* Task instructions *
Report every line in the records below that holds the word "install".

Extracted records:

# # # #

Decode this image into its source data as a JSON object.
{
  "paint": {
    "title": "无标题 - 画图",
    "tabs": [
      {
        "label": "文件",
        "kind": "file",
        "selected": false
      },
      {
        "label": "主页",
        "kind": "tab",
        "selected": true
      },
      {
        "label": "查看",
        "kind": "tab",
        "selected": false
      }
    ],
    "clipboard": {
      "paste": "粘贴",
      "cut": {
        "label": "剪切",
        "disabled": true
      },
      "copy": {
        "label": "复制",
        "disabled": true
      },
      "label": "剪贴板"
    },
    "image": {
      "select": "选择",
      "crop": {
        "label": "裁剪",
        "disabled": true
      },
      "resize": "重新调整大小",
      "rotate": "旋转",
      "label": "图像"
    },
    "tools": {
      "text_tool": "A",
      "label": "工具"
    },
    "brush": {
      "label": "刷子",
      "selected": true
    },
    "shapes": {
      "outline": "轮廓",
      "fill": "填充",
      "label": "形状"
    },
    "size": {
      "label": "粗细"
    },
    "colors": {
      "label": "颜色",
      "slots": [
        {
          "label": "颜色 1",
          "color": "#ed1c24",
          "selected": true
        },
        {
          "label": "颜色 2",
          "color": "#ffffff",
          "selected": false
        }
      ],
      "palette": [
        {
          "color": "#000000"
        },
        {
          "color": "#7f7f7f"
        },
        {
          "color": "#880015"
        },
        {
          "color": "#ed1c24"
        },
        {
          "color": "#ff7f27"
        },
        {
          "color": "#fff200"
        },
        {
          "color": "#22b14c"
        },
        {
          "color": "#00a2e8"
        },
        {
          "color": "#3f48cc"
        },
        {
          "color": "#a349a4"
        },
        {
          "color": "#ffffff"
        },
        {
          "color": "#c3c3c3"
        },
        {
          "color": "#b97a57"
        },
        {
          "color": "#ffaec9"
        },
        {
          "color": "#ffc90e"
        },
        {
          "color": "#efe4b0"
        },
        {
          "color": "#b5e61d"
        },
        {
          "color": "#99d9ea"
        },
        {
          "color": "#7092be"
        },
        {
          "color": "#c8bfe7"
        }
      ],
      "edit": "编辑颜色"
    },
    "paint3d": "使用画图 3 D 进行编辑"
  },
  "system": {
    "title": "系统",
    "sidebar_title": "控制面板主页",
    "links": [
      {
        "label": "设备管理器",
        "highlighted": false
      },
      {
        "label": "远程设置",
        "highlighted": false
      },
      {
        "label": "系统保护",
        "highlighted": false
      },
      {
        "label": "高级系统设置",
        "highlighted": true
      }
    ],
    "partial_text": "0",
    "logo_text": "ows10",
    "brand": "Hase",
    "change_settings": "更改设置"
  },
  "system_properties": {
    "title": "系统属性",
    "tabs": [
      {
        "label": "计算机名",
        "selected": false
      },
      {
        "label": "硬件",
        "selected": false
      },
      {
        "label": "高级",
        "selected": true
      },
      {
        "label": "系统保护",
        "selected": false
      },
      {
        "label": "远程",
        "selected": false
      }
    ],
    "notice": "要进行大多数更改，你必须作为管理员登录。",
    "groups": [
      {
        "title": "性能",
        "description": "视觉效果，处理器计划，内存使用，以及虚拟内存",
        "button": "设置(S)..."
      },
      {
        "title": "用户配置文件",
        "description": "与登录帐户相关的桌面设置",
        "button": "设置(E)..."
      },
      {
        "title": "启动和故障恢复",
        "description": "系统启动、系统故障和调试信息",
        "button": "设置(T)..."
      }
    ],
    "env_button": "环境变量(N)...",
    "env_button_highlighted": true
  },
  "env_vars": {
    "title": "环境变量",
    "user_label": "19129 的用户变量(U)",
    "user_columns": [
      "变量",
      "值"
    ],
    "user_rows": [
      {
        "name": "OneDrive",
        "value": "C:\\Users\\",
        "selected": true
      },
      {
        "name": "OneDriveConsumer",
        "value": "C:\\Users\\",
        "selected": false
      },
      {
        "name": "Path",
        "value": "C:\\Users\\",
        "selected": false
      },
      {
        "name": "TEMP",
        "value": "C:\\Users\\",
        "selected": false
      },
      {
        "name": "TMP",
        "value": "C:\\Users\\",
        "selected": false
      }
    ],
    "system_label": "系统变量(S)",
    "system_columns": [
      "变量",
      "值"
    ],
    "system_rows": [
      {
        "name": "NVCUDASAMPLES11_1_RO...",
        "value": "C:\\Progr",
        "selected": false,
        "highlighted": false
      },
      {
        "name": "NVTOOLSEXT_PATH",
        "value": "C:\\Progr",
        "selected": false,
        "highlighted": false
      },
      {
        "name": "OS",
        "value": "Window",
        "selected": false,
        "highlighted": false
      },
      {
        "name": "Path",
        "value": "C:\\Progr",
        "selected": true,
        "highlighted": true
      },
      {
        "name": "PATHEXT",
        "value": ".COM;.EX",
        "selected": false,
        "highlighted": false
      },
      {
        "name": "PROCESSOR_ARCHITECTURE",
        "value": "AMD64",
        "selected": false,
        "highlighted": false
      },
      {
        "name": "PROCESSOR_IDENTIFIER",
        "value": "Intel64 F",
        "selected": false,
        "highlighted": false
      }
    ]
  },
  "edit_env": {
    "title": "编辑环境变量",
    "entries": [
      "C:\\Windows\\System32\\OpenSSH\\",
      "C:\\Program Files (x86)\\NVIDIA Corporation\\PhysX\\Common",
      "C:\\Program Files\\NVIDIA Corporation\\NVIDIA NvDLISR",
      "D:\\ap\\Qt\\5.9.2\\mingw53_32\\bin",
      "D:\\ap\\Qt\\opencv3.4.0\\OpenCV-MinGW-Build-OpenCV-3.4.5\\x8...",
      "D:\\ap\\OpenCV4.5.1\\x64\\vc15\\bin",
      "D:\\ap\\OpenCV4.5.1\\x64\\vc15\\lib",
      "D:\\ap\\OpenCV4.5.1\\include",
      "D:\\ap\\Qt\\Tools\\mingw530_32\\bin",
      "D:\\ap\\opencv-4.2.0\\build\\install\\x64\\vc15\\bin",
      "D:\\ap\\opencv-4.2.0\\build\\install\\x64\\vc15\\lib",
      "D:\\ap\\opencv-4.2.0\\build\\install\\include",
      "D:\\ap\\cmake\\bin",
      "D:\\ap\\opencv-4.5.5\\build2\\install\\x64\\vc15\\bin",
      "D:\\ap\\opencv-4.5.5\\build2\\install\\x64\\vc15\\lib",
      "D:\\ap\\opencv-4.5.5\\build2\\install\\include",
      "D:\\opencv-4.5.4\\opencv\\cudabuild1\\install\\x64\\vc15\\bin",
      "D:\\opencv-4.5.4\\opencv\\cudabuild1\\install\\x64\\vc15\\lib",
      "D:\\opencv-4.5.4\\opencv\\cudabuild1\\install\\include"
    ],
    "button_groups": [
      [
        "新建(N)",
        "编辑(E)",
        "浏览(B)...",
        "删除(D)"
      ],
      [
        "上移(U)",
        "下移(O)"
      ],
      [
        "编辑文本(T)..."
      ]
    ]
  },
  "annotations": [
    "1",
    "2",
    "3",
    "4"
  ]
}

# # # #

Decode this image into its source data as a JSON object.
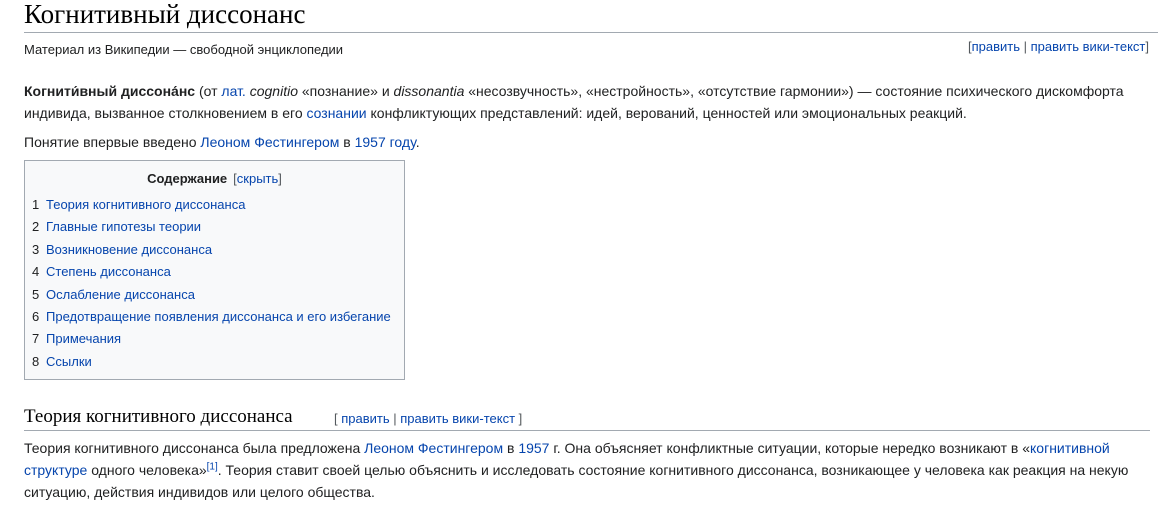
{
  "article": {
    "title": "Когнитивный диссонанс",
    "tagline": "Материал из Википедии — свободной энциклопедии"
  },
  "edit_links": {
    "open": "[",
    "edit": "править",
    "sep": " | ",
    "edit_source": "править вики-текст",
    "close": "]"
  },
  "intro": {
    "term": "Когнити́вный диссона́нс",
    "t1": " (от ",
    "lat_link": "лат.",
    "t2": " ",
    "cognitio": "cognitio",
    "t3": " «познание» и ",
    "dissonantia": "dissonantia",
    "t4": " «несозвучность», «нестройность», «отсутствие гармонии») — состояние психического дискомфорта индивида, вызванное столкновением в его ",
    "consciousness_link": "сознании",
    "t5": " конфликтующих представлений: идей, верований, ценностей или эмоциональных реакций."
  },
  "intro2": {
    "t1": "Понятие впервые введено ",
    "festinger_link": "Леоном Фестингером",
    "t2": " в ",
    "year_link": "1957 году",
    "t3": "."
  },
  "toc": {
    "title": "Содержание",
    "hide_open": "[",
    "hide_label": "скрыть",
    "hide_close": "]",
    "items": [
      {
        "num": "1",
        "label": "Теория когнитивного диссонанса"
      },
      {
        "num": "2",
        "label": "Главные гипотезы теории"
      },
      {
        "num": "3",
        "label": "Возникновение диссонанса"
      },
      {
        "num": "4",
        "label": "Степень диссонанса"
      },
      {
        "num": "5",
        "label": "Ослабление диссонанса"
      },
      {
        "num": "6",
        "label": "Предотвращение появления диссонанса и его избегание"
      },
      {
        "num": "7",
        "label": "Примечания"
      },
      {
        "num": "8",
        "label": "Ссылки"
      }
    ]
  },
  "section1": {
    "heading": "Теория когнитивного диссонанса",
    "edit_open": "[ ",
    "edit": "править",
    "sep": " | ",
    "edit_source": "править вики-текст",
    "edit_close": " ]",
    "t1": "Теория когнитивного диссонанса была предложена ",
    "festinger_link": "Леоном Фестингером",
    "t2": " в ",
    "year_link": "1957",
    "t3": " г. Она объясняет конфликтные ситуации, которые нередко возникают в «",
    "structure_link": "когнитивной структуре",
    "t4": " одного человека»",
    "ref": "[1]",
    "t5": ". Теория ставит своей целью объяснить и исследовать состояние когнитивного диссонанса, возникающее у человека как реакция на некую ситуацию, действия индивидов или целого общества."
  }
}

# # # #

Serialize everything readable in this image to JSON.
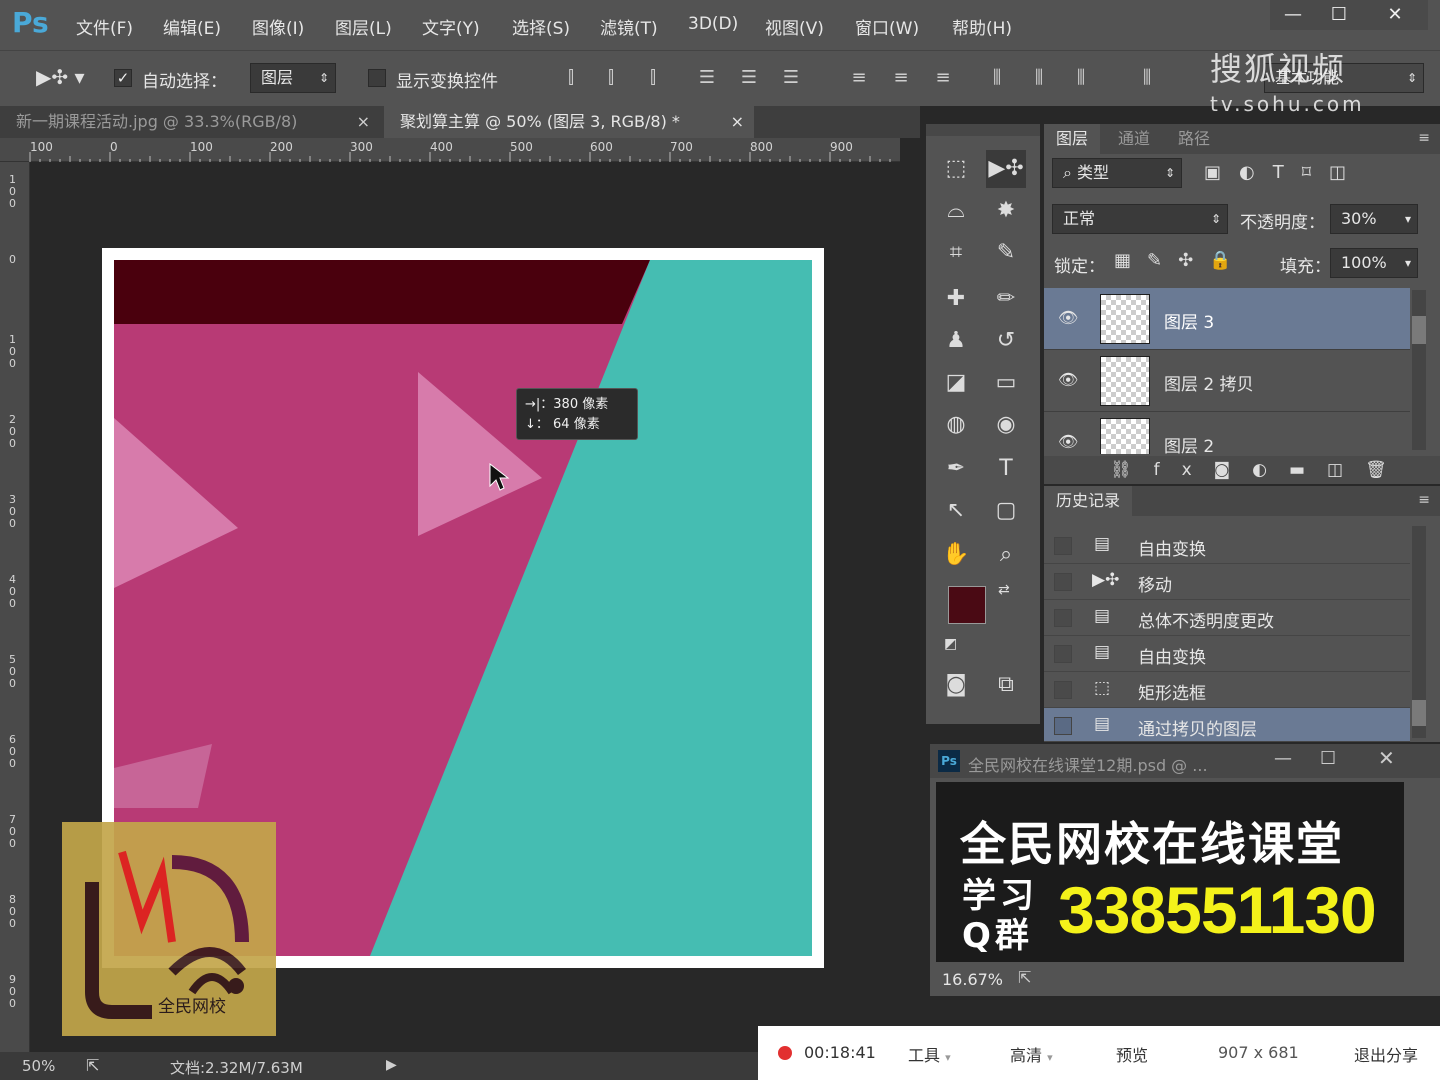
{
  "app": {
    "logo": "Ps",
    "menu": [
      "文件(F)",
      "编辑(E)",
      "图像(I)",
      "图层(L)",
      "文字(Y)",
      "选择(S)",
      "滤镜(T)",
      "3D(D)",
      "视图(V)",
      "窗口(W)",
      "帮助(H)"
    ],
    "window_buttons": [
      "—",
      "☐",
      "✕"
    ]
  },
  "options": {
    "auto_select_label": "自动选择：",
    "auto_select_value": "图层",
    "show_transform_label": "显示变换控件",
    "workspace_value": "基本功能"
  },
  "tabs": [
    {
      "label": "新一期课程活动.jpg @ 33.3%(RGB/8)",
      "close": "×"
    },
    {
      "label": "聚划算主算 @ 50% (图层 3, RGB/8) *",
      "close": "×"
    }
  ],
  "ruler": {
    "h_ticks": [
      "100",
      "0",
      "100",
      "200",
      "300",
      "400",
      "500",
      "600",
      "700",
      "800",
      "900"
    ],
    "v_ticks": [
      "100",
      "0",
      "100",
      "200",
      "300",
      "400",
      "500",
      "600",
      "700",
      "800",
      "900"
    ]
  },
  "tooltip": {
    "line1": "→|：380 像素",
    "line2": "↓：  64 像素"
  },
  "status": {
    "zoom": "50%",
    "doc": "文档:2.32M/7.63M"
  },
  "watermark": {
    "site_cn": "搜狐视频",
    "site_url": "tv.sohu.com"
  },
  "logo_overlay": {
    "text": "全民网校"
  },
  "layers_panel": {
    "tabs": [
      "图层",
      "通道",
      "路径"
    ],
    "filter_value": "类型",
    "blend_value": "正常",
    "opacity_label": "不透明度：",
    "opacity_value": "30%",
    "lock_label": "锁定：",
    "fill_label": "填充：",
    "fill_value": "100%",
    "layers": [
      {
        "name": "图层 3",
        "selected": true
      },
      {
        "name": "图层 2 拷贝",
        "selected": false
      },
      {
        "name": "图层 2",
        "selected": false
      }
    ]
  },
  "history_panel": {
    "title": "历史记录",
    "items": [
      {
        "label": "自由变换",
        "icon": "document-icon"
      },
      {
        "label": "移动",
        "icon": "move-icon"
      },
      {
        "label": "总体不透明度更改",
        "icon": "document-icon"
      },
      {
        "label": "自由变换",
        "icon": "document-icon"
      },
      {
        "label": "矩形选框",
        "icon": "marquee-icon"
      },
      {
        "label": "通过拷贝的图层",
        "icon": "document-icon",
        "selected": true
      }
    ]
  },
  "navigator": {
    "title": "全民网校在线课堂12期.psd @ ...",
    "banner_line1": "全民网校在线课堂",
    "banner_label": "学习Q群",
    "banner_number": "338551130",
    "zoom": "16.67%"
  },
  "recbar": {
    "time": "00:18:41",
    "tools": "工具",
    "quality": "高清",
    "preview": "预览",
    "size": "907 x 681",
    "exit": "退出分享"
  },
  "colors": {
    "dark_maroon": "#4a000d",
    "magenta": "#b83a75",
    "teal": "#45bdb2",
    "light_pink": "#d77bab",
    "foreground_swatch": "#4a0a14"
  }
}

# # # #

* Answer to the problem *
      "D:\\ap\\opencv-4.2.0\\build\\install\\x64\\vc15\\bin",
      "D:\\ap\\opencv-4.2.0\\build\\install\\x64\\vc15\\lib",
      "D:\\ap\\opencv-4.2.0\\build\\install\\include",
      "D:\\ap\\opencv-4.5.5\\build2\\install\\x64\\vc15\\bin",
      "D:\\ap\\opencv-4.5.5\\build2\\install\\x64\\vc15\\lib",
      "D:\\ap\\opencv-4.5.5\\build2\\install\\include",
      "D:\\opencv-4.5.4\\opencv\\cudabuild1\\install\\x64\\vc15\\bin",
      "D:\\opencv-4.5.4\\opencv\\cudabuild1\\install\\x64\\vc15\\lib",
      "D:\\opencv-4.5.4\\opencv\\cudabuild1\\install\\include"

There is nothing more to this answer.